Archive for the 'Graphic Novel/Comic' Category

In the Shadow of No Towers, by Art Spiegelman

Central OVERSIZE: PN6727.S6 I5 2004

As the five year anniversary of 9/11 approaches, this book seemed an appropriate read. This collection of comic strips that appeared in the wake of the attacks is not for the squeamish or easily offended. It will move you, maybe disturb you, and maybe anger you.

Spiegelman is angry. He splatters his anger and grief like paint onto the canvas. Catharsis may have eventually mitigated his passion, but we meet it here before that mitigation. We meet him in all his fury—raw and bitter and intense. Some will find it offensive, especially as it takes aim at political figures and policies.

Spiegelman was there that day—he and his wife heard the first plane crash as they walked down the street, and turned to see the horror of smoke and fire pouring from the north tower. They ran, panicking, to retrieve their daughter from her school at the foot of the towers. They later outran the toxic cloud spewing from the towers as they collapsed into rubble.

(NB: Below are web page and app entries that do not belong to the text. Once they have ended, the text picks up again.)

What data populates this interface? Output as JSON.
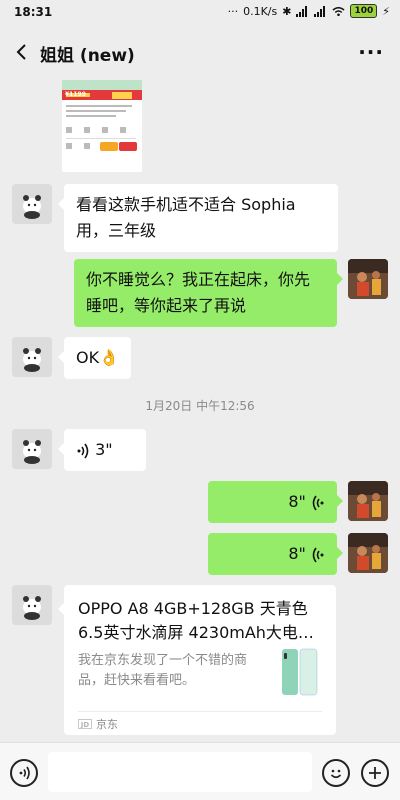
{
  "status_bar": {
    "time": "18:31",
    "net_speed": "0.1K/s",
    "battery": "100"
  },
  "header": {
    "title": "姐姐 (new)",
    "more_label": "···"
  },
  "messages": {
    "m1_text": "看看这款手机适不适合 Sophia 用，三年级",
    "m2_text": "你不睡觉么？我正在起床，你先睡吧，等你起来了再说",
    "m3_text": "OK👌",
    "timestamp": "1月20日 中午12:56",
    "voice_in_duration": "3\"",
    "voice_out_1_duration": "8\"",
    "voice_out_2_duration": "8\"",
    "product_price": "¥1199"
  },
  "link_card": {
    "title": "OPPO A8 4GB+128GB 天青色 6.5英寸水滴屏 4230mAh大电…",
    "description": "我在京东发现了一个不错的商品，赶快来看看吧。",
    "source_badge": "JD",
    "source": "京东"
  },
  "input_bar": {
    "placeholder": ""
  },
  "colors": {
    "background": "#ededed",
    "bubble_out": "#95ec69",
    "bubble_in": "#ffffff",
    "battery": "#9cd33b"
  },
  "icons": [
    "back-arrow-icon",
    "more-icon",
    "voice-wave-icon",
    "voice-mode-icon",
    "emoji-icon",
    "plus-icon"
  ]
}
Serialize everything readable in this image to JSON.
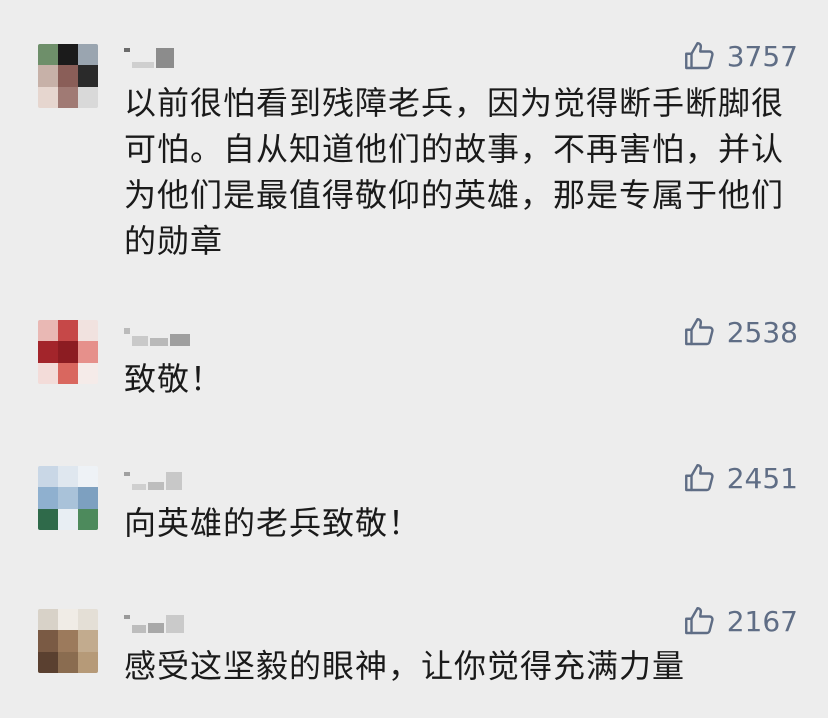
{
  "comments": [
    {
      "likes": "3757",
      "text": "以前很怕看到残障老兵，因为觉得断手断脚很可怕。自从知道他们的故事，不再害怕，并认为他们是最值得敬仰的英雄，那是专属于他们的勋章"
    },
    {
      "likes": "2538",
      "text": "致敬！"
    },
    {
      "likes": "2451",
      "text": "向英雄的老兵致敬！"
    },
    {
      "likes": "2167",
      "text": "感受这坚毅的眼神，让你觉得充满力量"
    }
  ],
  "icons": {
    "like": "thumbs-up-icon",
    "avatar": "blurred-avatar",
    "nickname": "blurred-nickname"
  },
  "colors": {
    "background": "#ededed",
    "like_text": "#5f6d85",
    "comment_text": "#1a1a1a"
  }
}
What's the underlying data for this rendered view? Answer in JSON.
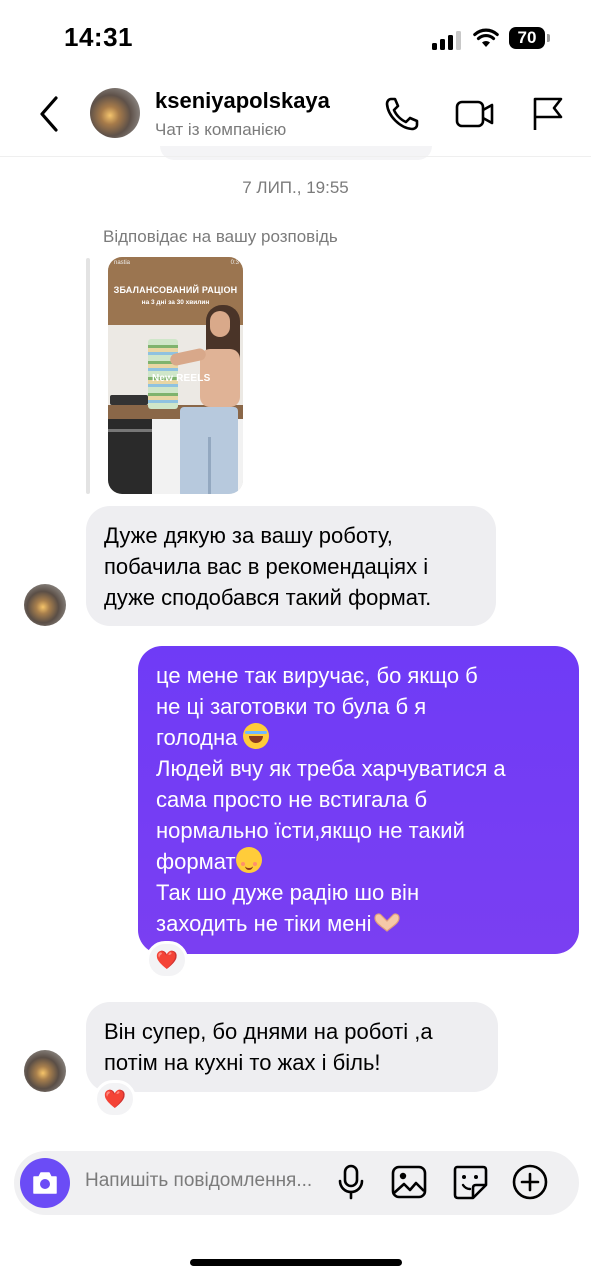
{
  "status_bar": {
    "time": "14:31",
    "battery": "70"
  },
  "header": {
    "username": "kseniyapolskaya",
    "subtitle": "Чат із компанією",
    "icons": [
      "back-chevron-icon",
      "phone-icon",
      "video-camera-icon",
      "flag-icon"
    ]
  },
  "thread": {
    "timestamp": "7 ЛИП., 19:55",
    "reply_label": "Відповідає на вашу розповідь",
    "story": {
      "title_line1": "ЗБАЛАНСОВАНИЙ РАЦІОН",
      "title_line2": "на 3 дні за 30 хвилин",
      "badge": "New REELS",
      "user": "nastia",
      "time": "0:3"
    },
    "messages": [
      {
        "from": "kseniyapolskaya",
        "lines": [
          "Дуже дякую за вашу роботу,",
          "побачила вас в рекомендаціях і",
          "дуже сподобався такий формат."
        ]
      },
      {
        "from": "me",
        "lines": [
          "це мене так виручає, бо якщо б",
          "не ці заготовки то була б я",
          "голодна",
          "Людей вчу як треба харчуватися а",
          "сама просто не встигала б",
          "нормально їсти,якщо не такий",
          "формат",
          "Так шо дуже радію шо він",
          "заходить не тіки мені"
        ],
        "reaction": "❤️"
      },
      {
        "from": "kseniyapolskaya",
        "lines": [
          "Він супер, бо днями на роботі ,а",
          "потім на кухні то жах і біль!"
        ],
        "reaction": "❤️"
      }
    ]
  },
  "composer": {
    "placeholder": "Напишіть повідомлення...",
    "icons": [
      "camera-icon",
      "microphone-icon",
      "gallery-icon",
      "sticker-icon",
      "plus-icon"
    ]
  },
  "colors": {
    "outgoing_bubble": "#7a3ff2",
    "incoming_bubble": "#eeeef1",
    "camera_button": "#6b4cf6"
  }
}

This book brought home to me an idea that ought to be obvious, but hadn’t really struck me deeply; people in the vicinity of the crash (and this applies to those in D.C. and Pennsylvania, as well) were traumatized at a level beyond the understanding of those of us who watched it unfold on television. As Spiegelman points out, even uptown New Yorkers seemed to have recovered while he was still numbly attempting to piece together a semblance of normalcy.
This book is part of an attempt by someone intimately affected by the events to process his trauma, anger and terror. The last third or so of the book, I think, represents some of his healing. It seems, at first blush, to bear no relationship to the pages preceding it. It is a brief history of newspaper cartooning in America, followed by seven plates of original, turn-of-the-20th-Century cartoons.

I think the author explains the abrupt topic switch by using two callouts on the page titled “The Comic Supplement.”

“Right after 9/11/01, while waiting for some other terrorist shoe to drop, many found comfort in poetry. Others searched for solace in old newspaper comics.” —In the Shadow of No Towers, #10.

“The blast that disintegrated those Lower Manhattan towers also disinterred the ghosts of some Sunday supplement stars born on nearby Park Row. They came back to haunt one denizen of the neighborhood, addled by all that’s happened since.” —In the Shadow of No Towers, #8.

Spiegelman resurrects these comic “ghosts” (Katzenjammer Kids, Kinder Kids, Happy Hooligan, etc.), and they appear throughout the No Towers comic series. I believe the beauty, clarity, and intelligence of these comics comforted and soothed the author during a chaotic and fearful time.

(Originally published in Connections, September 2006)

Persepolis / Persepolis 2, by Marjane Satrapi

Central Books: PN6747.S245 P4713 2003 / PN6747.S245 P4913 2004

Maybe you think you’re not interested in graphic novels. So did I. These two books by Iranian writer/artist Marjane Satrapi have convinced me to take a closer look at this increasingly respected genre.

Persepolis focuses on Satrapi’s early years, up until she was 15 years old, when her parents sent her to Austria to escape government oppression. Persepolis 2 picks up there, follows her adventures in Austria, her return to Iran, and ends with her leaving Iran again for an expatriate life in France.

Satrapi’s droll sense of humor had captured me by the first book’s second frame. The first frame of the author (as a child) in her scarf, followed by a second frame filled with a row of identical little girl in headscarves (with the author barely in frame), deftly illustrates—with a kind of heartbreaking humor—the loss of identity many girls felt when Iran began mandating the covering of women after the revolution.

The narrator’s voice changes as her protagonist matures. The child’s voice dominates in Persepolis—boisterous and belligerent, naïve and innocent. Marjane the child roars through life, determined to experience everything, and all but ignores the oppressive nature of the world around her. It is this very lust for life that her parents wish to encourage but fear will endanger her. She is sent away.

In Persepolis 2, Marjane’s voice matures. As she tries to find her way in a foreign country whose language she does not speak, her innocence slowly dies away. It is that loss we mourn, as she becomes emotionally, then monetarily, then physically destitute.

This description makes these books sound dark and morose, and yet there is always that sparkle, that twinkle in the eye that appreciates the absurd amid the saddest situation. Marjane’s story shakes its fist at life, defying it to tear down a strong and joyous spirit.

(Originally published in Connections, March 2006)